However, if a student will be taking courses that depend highly on accessories (like a graphics tablet or a 3D printer, for example), a traditional laptop is far more likely to be compatible with them than either a tablet or Chromebook.
Have you ever tried to upgrade the RAM in a tablet? How about replacing the built-in Flash storage with a higher capacity chip? Yeah, that doesn’t work so well. The configuration you bought is pretty much the configuration you’ll always have. You can’t boost the specs at all if it starts feeling sluggish after next year’s operating system upgrade.
A traditional laptop isn’t exactly the poster child for upgrades—at least compared to a desktop PC—but there are still key components you can replace to breath new life into these portable PCs. RAM is usually easy to upgrade (unless you pick a model where it’s soldered, like the MacBook Air), while storage can be boosted and often sped up by popping in a new SSD.
The Surface Question
Microsoft’s Surface and Surface Pro tablets are really 2-in-1 convertible laptops when you kit them out with an optional Type Cover. They are definitely worth considering for the student who needs a traditional laptop, since they run Windows 10, can run Windows software and offer expansion ports for connecting accessories.
On the downside, the Surface 3 uses an Intel Atom chip that’s not as powerful as the CPU in most traditional laptops, the displays of both the Surface 3 and Surface Pro 3 are smaller than many laptops and while the Touch Type keyboard is good, it’s still not quite on par with many laptop keyboards.
Expandability and built-in storage capacity (the Surface 3 maxes out at 128GB) may also be an issue.
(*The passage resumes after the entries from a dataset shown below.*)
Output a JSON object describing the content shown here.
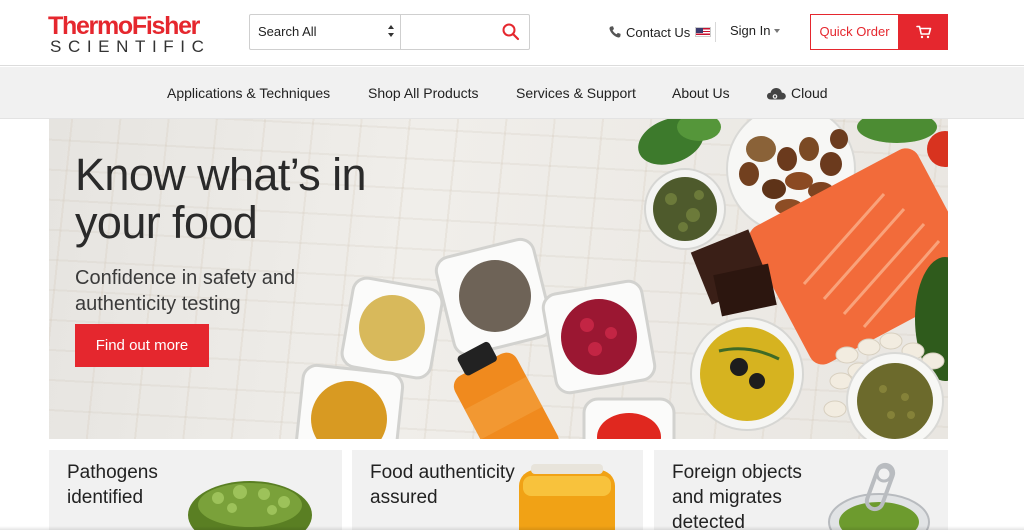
{
  "brand": {
    "logo_line1": "ThermoFisher",
    "logo_line2": "SCIENTIFIC",
    "accent_color": "#e5272e"
  },
  "header": {
    "search_category": "Search All",
    "search_placeholder": "",
    "contact_label": "Contact Us",
    "signin_label": "Sign In",
    "quick_order_label": "Quick Order",
    "icons": [
      "phone-icon",
      "us-flag-icon",
      "search-icon",
      "cart-icon"
    ]
  },
  "nav": {
    "items": [
      {
        "label": "Applications & Techniques"
      },
      {
        "label": "Shop All Products"
      },
      {
        "label": "Services & Support"
      },
      {
        "label": "About Us"
      },
      {
        "label": "Cloud"
      }
    ]
  },
  "hero": {
    "title_line1": "Know what’s in",
    "title_line2": "your food",
    "subtitle_line1": "Confidence in safety and",
    "subtitle_line2": "authenticity testing",
    "cta_label": "Find out more"
  },
  "cards": [
    {
      "line1": "Pathogens",
      "line2": "identified",
      "line3": ""
    },
    {
      "line1": "Food authenticity",
      "line2": "assured",
      "line3": ""
    },
    {
      "line1": "Foreign objects",
      "line2": "and migrates",
      "line3": "detected"
    }
  ]
}
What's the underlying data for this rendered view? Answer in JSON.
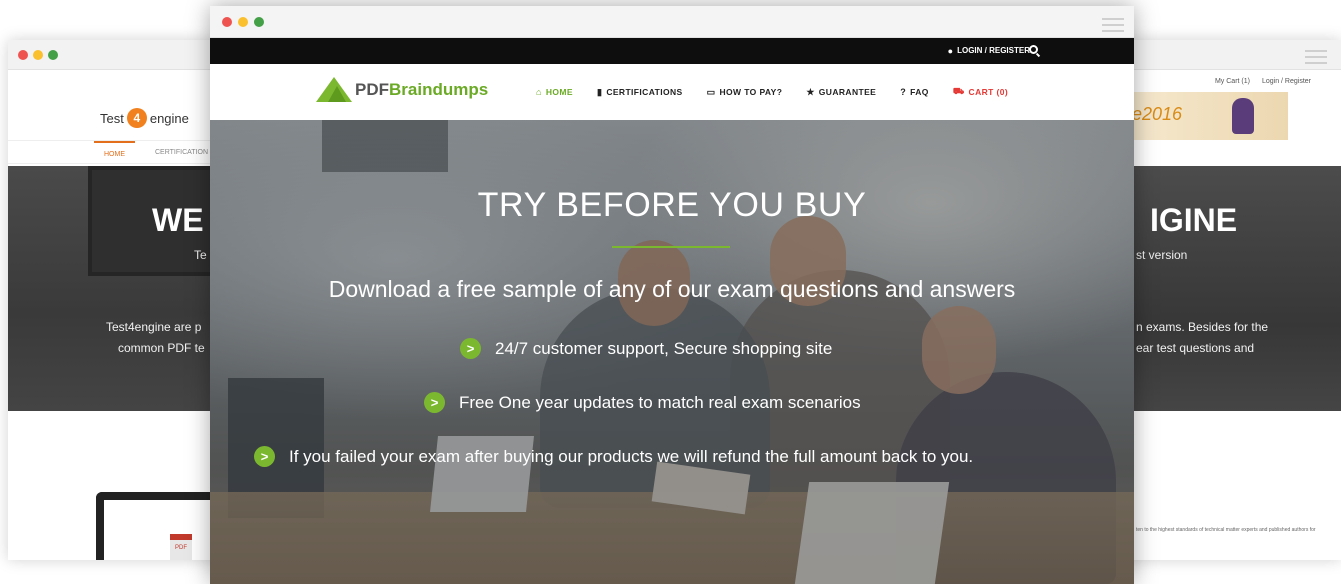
{
  "left_window": {
    "logo_pre": "Test",
    "logo_num": "4",
    "logo_post": "engine",
    "nav_home": "HOME",
    "nav_cert": "CERTIFICATION",
    "hero_title": "WE",
    "hero_sub": "Te",
    "para1": "Test4engine are p",
    "para2": "common PDF te",
    "monitor_pdf": "PDF"
  },
  "right_window": {
    "top_links": [
      "My Cart (1)",
      "Login / Register"
    ],
    "banner_text": "e2016",
    "hero_title": "IGINE",
    "hero_sub": "st version",
    "para1": "n exams. Besides for the",
    "para2": "ear test questions and",
    "small_text": "ten to the highest standards of technical matter experts and published authors for"
  },
  "main_window": {
    "topbar": {
      "login_label": "LOGIN / REGISTER"
    },
    "brand": {
      "pdf": "PDF",
      "braindumps": "Braindumps"
    },
    "nav": [
      {
        "label": "HOME",
        "icon": "home-icon",
        "glyph": "⌂"
      },
      {
        "label": "CERTIFICATIONS",
        "icon": "book-icon",
        "glyph": "▮"
      },
      {
        "label": "HOW TO PAY?",
        "icon": "card-icon",
        "glyph": "▭"
      },
      {
        "label": "GUARANTEE",
        "icon": "star-icon",
        "glyph": "★"
      },
      {
        "label": "FAQ",
        "icon": "question-icon",
        "glyph": "?"
      },
      {
        "label": "CART (0)",
        "icon": "cart-icon",
        "glyph": "⛟"
      }
    ],
    "hero": {
      "title": "TRY BEFORE YOU BUY",
      "subtitle": "Download a free sample of any of our exam questions and answers",
      "bullets": [
        "24/7 customer support, Secure shopping site",
        "Free One year updates to match real exam scenarios",
        "If you failed your exam after buying our products we will refund the full amount back to you."
      ]
    }
  },
  "colors": {
    "accent_green": "#7cb82f",
    "cart_red": "#e53935",
    "topbar_black": "#0e0e0e",
    "test4engine_orange": "#f0811e"
  }
}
If you’re considering a Surface tablet instead of a traditional laptop for use in a post-secondary program, I’d suggest you check the required software for courses and pay attention to minimum specs to avoid disappointment.
Basically what it boils down to is this: if your student needs portability, power and specialized software or accessories, a traditional laptop should be at the top of their back to school list. Speaking of which, don’t forget to check out Plug-in’s extensive collection of back to school-themed articles including must-have laptop accessories (you’ll want to read that one if you are leaning towards a laptop for school), the best bar fridges for students heading off to school, and a comprehensive back to school checklist.